When I was a child, my family moved around a lot. By the time I was 16, I had lived in seven different houses and was enrolled in my 5th school. There was no real reason for us moving, my parents just got bored with where they lived.
Between the ages of 12-15, I lived in Kirkcaldy, Scotland. A pretty little town across the Firth of Forth from Edinburgh. Overall, I was excited about the move. The town we were currently living in was rough and I was being bullied really badly so a change of scene seems like a brilliant idea. I had these visions of bright green mountain sides, nature on your doorstep and kilts. Kilts, everywhere.
Well that wasn’t exactly what I got. Surprisingly enough, Scotland is very much like England just with Scottish people and bagpipe buskers. That being said, our flat couldn’t have been in a better location. Planted in the middle of a hill, there was a huge park at the top of our road and if you stood just outside our home, you could look down the street and see the ocean all the way out to the horizon. The location of Kirkcaldy was even better during New Years where people would gather on the promenade, overlooking the sea and watched the sky light up with fireworks from all across Edinburgh.
Up until this age, school hadn’t been my favourite place. Glasses, bucked front teeth and now a different nationality, I worried about how I’d fit into another school in a different country. Well, the bullying continued, though not as aggressively as before (There was a lot less hair pulling and thorny bushes). Mainly name calling. Turns out the English aren’t too popular in Scotland. But something different happened when I joined Balwearie High School… I made friends, good friends. I was part of a small group where I felt valued and not like that annoying tag-along friend. Every break time we would congregate to the hill next to the science block and just catch up.
One of my favourite memories was climbing trees in the forbidden forest during our lunch breaks. The forest merged into our hill at the far end of our playground and it was strictly forbidden that any pupil entered without supervision.

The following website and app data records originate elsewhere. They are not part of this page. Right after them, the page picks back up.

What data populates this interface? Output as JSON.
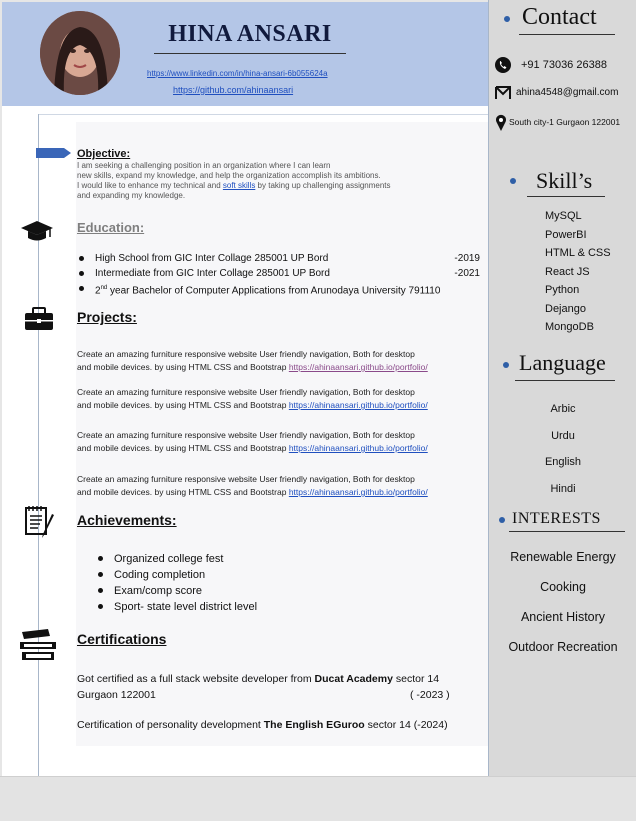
{
  "header": {
    "name": "HINA ANSARI",
    "linkedin": "https://www.linkedin.com/in/hina-ansari-6b055624a",
    "github": "https://github.com/ahinaansari"
  },
  "objective": {
    "title": "Objective:",
    "lines": [
      "I am seeking a challenging position in an organization where I can learn",
      "new skills, expand my knowledge, and help the organization accomplish its ambitions.",
      "I would like to enhance my technical and ",
      "soft skills",
      " by taking up challenging assignments",
      "and expanding my knowledge."
    ]
  },
  "education": {
    "title": "Education:",
    "items": [
      {
        "text": "High School from GIC Inter Collage 285001 UP Bord",
        "year": "-2019"
      },
      {
        "text": "Intermediate from GIC Inter Collage 285001 UP Bord",
        "year": "-2021"
      },
      {
        "pre": "2",
        "sup": "nd",
        "text": " year Bachelor of Computer Applications from Arunodaya University 791110",
        "year": ""
      }
    ]
  },
  "projects": {
    "title": "Projects:",
    "items": [
      {
        "line1": "Create an amazing furniture responsive website User friendly navigation, Both for desktop",
        "line2": "and mobile devices. by using HTML CSS and Bootstrap ",
        "link": "https://ahinaansari.github.io/portfolio/"
      },
      {
        "line1": "Create an amazing furniture responsive website User friendly navigation, Both for desktop",
        "line2": "and mobile devices. by using HTML CSS and Bootstrap ",
        "link": "https://ahinaansari.github.io/portfolio/"
      },
      {
        "line1": "Create an amazing furniture responsive website User friendly navigation, Both for desktop",
        "line2": "and mobile devices. by using HTML CSS and Bootstrap ",
        "link": "https://ahinaansari.github.io/portfolio/"
      },
      {
        "line1": "Create an amazing furniture responsive website User friendly navigation, Both for desktop",
        "line2": "and mobile devices. by using HTML CSS and Bootstrap ",
        "link": "https://ahinaansari.github.io/portfolio/"
      }
    ]
  },
  "achievements": {
    "title": "Achievements:",
    "items": [
      "Organized college fest",
      "Coding completion",
      "Exam/comp score",
      "Sport- state level district level"
    ]
  },
  "certifications": {
    "title": "Certifications",
    "c1_pre": "Got certified as a full stack website developer from ",
    "c1_bold": "Ducat Academy",
    "c1_post": " sector 14",
    "c1_line2": "Gurgaon 122001",
    "c1_year": "( -2023  )",
    "c2_pre": "Certification of personality development  ",
    "c2_bold": "The English EGuroo",
    "c2_post": " sector 14 (-2024)"
  },
  "sidebar": {
    "contact_title": "Contact",
    "phone": "+91 73036 26388",
    "email": "ahina4548@gmail.com",
    "address": "South city-1 Gurgaon 122001",
    "skills_title": "Skill’s",
    "skills": [
      "MySQL",
      "PowerBI",
      "HTML & CSS",
      "React JS",
      "Python",
      "Dejango",
      "MongoDB"
    ],
    "language_title": "Language",
    "languages": [
      "Arbic",
      "Urdu",
      "English",
      "Hindi"
    ],
    "interests_title": "INTERESTS",
    "interests": [
      "Renewable Energy",
      "Cooking",
      "Ancient History",
      "Outdoor Recreation"
    ]
  },
  "colors": {
    "header_bg": "#b4c6e7",
    "sidebar_bg": "#d9d9d9",
    "accent": "#2f5fa7",
    "link": "#1f4fbf"
  }
}
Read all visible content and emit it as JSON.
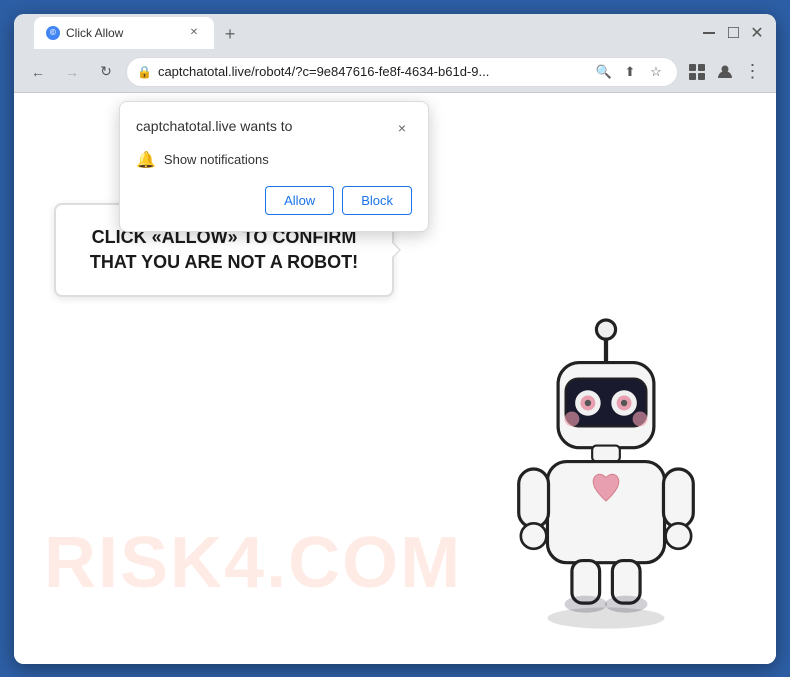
{
  "browser": {
    "tab": {
      "title": "Click Allow",
      "favicon": "©"
    },
    "url": "captchatotal.live/robot4/?c=9e847616-fe8f-4634-b61d-9...",
    "controls": {
      "new_tab": "+",
      "minimize": "—",
      "maximize": "☐",
      "close": "✕"
    }
  },
  "notification_popup": {
    "title": "captchatotal.live wants to",
    "permission": "Show notifications",
    "close_label": "×",
    "allow_label": "Allow",
    "block_label": "Block"
  },
  "page": {
    "bubble_text": "CLICK «ALLOW» TO CONFIRM THAT YOU ARE NOT A ROBOT!",
    "watermark": "RISK4.COM"
  }
}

You were only given supervision during science class when you were learning outside (which was rare). These woods were huge. As we did this every day, we’d managed to map out the safest routes to descend to the bottom of the hill and would use to trees to help climb back up. It was a great workout! The embankments were particularly steep and it wasn’t uncommon for us to attend our afternoon lessons with mud caked down our legs and shoes. We did this for about a year before a particularly bad day put an end to our escapades.
Lunch time started, same as any other. Four of us went into the woods (we usually left 2 or 3 people to bag watch while we were gone) and took our normal path. Recently a wasp’s nest had been forming along a popular path of ours and on this day, it was fully active. No one likes wasps, they are natures jackass’, so we made the decision to bypass the nest and descending down the closest embankment, a steeper one. Usually going down one at a time, Zoe lead the group. I was second, Steph 3rd and Claire 4th. At this stage, I should point out that Claire was the baby of the group and the least experienced out of our climbing brigade. As we were still close to the wasp’s nest, we decided to decent as soon as possible. Once Zoe reached the halfway point, I began to climb down. I got only a free trees down before all of a sudden I heard a scream and Steph whizzed past me. She had slipped and was effectively skiing down the embankment. We watched horror as she collided with an old tree stump and hit her head. She settled, lifeless. Zoe and I raced to her while Claire, sobbing, stood at the starting position. Steph had started to move by the time we reached her. Besides a few cuts and scrapes, she seemed OK.
So now three of us are at the bottom of a rather steep, unfamiliar embankment, one of whom may or may not need medical attention, we don’t know. One thing for certain, we weren’t going to re-climb this hill. The problem with forests is that they are complex mazes of trees and bushes and all though in reality we were probably only three minutes from our normal climbing spot, we were completely lost. We knew that if we could find the viaduct, we’d find our way back to school, so signalling to Claire to guide us, we tried to navigate though the undergrowth. We were like explorers in an Indiana Jones movie. I remember cutting my leg on a stray bit of bramble, nothing more than a graze really but at the time it felt like a war wound.
After trekking for what felt like ages, we came to a path but to follow it would mean we’d lose sight of Claire as her path led a different way. There wasn’t much of a choice for either of us. The closer to the viaduct we got, the more civilization we could hear. The end was in sight! Or so we thought…
So…. So. The path lead us to the viaduct, except it has somehow lead us away from school and behind a mesh fence. We were no longer on school property and period 5 was about to start. I probably began to freak out here. Luckily Zoe knew whereabouts we’d ended up and it wasn’t too far from Balwearie but to get back into the school grounds, we’d have to go through reception and explain ourselves. WORST. WALK. OF. SHAME. EVER.
We did make it back, obviously. Heads hung in shame. Misses all of 5th period and were put into isolation for the rest of the week. Oh, and our actions resulted in the forest entrance to be monitored every break time so we had to find a new spot to hang out on. But even though that was our last memory of our climbing adventures, I don’t regret a single thing. I had the best time at this school and I so wish I could go back, just for one day and be a teenager again.